Young programmers in Bosnia hope they can help to relieve stress related illness at the same time as brightening their own prospects amid high national levels of unemployment.
Tech-savvy programmers in Bosnia have developed an innovative piece of virtual reality software aimed at relieving stress.
The team of five at Mostar-based VRET – which stands for Virtual Reality Exposure Therapy – has developed the software with the aim of helping people, while also building a business that can sell to international clients.
Having crafted their software in the past nine months with the help of local psychiatrists and psychologists, they are now testing the product at a private hospital in Mostar, which they hope to complete within the next two months.
Then they hope to raise income selling it to clinics and hospitals domestically and abroad.
Iva Djikic, 26, the project manager, told BIRN that the group identified early on that virtual reality was an area in which prices are expected to rise quickly in the coming years.
The group also had in mind that they would like to help people suffering from stress including PTSD, which affects a large portion of the Bosnian population since the war of 1992 to 1995.
Virtual reality treatments including the technique called exposure therapy have been used since the 1990s in the US and California to help relieve stress, but the high cost of hardware and limits of technology made it something of a niche.
Today, with lower-cost devices on the market, including PlayStation VR and Samsung Gear VR – all of which Djikic said are compatible with the group’s software – interest in the medical community in treating stress with virtual reality has risen.
The Mostar programmers’ first piece of software will not address PTSD but other anxiety problems including phobias, offering a calming environment of 3D views and sounds.
“Treating PTSD takes long and hard medical research, but in the future it’s a possibility for us,” said Djikic.
There is increasing anecdotal evidence that tech is a fast-growing field for young people in Bosnia, since youth unemployment rates are regularly estimated at more than 55 per cent while programming is a skill for which location does not matter.
It also allows local businesses to target international buyers, as well as selling in Bosnia where purchasing power is lower.
Andrej Vasilj, 21, VRET’s chief technological officer, said Bosnians were increasingly learning to code on their own initiative since unemployment is high, and “they don’t have another way”.
“The point here in Bosnia is not that faculties are teaching people about software development.
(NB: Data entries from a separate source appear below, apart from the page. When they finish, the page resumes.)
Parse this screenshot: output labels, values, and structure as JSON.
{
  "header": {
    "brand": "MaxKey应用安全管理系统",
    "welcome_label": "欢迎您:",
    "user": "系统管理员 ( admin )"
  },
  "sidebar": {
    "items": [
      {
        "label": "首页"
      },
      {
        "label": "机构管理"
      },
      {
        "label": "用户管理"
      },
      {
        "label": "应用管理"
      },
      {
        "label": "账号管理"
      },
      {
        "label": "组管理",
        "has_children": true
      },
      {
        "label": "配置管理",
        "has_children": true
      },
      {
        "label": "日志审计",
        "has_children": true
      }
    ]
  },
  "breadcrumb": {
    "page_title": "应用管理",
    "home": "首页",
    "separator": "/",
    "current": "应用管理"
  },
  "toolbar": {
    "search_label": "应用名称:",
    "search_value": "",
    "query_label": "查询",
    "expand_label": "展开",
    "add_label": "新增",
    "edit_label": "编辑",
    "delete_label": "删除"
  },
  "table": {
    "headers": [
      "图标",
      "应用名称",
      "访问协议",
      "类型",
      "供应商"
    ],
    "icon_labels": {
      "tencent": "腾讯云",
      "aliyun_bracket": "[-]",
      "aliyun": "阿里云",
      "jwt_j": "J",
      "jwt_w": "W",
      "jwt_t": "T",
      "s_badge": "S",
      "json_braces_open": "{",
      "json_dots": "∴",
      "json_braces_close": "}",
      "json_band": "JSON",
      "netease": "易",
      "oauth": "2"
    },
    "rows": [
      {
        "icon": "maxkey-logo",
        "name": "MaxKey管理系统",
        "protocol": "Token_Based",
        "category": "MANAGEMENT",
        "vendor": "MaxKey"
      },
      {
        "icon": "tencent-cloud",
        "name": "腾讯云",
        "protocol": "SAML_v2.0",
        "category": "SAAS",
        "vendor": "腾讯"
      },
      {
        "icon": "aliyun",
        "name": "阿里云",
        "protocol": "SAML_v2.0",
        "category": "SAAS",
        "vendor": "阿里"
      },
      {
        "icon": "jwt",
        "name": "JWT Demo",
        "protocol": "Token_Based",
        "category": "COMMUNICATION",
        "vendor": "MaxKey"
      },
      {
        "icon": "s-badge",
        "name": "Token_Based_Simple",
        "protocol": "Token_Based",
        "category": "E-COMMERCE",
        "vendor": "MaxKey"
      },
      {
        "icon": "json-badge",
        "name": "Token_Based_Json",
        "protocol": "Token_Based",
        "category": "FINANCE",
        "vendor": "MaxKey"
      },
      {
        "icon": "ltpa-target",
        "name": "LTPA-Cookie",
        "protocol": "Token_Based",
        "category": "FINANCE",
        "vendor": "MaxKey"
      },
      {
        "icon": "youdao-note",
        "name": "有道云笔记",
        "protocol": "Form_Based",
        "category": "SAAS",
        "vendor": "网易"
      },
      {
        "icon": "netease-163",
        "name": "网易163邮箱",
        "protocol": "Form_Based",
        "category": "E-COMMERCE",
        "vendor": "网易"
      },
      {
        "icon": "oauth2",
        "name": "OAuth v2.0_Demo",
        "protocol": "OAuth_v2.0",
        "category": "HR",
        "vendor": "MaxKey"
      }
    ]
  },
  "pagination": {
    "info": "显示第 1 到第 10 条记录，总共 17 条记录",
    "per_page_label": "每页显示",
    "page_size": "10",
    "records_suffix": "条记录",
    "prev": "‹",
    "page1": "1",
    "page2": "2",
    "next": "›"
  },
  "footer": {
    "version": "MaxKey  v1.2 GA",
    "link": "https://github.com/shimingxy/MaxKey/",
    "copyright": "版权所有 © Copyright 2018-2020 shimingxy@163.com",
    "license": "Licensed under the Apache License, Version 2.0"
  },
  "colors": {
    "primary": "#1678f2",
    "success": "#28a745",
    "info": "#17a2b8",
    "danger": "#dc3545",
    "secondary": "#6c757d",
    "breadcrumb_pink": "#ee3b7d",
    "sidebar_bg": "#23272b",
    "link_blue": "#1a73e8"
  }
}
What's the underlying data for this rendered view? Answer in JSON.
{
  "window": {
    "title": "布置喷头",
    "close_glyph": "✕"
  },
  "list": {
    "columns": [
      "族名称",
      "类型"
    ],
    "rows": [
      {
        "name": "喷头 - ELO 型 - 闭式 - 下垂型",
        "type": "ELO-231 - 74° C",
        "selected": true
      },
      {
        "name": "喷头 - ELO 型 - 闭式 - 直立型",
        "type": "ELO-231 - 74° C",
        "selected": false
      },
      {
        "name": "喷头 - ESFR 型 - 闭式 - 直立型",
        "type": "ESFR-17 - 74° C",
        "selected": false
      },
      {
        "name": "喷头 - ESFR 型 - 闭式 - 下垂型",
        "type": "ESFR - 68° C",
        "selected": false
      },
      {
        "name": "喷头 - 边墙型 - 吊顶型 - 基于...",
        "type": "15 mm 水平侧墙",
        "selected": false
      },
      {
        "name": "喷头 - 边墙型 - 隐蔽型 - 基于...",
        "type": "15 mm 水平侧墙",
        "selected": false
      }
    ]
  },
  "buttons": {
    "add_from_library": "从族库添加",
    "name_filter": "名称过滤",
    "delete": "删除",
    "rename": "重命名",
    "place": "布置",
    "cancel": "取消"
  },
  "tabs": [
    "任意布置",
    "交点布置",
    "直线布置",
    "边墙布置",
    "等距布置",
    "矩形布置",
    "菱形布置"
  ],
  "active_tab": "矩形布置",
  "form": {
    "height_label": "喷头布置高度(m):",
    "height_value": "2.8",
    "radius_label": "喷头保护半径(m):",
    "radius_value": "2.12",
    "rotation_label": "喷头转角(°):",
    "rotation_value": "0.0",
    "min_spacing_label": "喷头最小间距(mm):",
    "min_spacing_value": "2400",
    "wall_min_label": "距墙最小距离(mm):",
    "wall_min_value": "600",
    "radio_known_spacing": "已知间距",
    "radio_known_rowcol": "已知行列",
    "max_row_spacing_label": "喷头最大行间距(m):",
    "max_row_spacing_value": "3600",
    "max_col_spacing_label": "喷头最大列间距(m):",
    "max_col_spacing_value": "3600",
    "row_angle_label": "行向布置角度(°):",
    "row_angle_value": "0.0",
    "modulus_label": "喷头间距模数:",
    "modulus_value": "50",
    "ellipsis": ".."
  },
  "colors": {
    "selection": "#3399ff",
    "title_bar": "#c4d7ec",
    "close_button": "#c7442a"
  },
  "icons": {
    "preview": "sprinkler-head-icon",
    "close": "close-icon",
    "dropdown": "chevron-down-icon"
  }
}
You get the basic stuff at university, but the point is that for advanced stuff you have to teach yourself,” said Vasilj.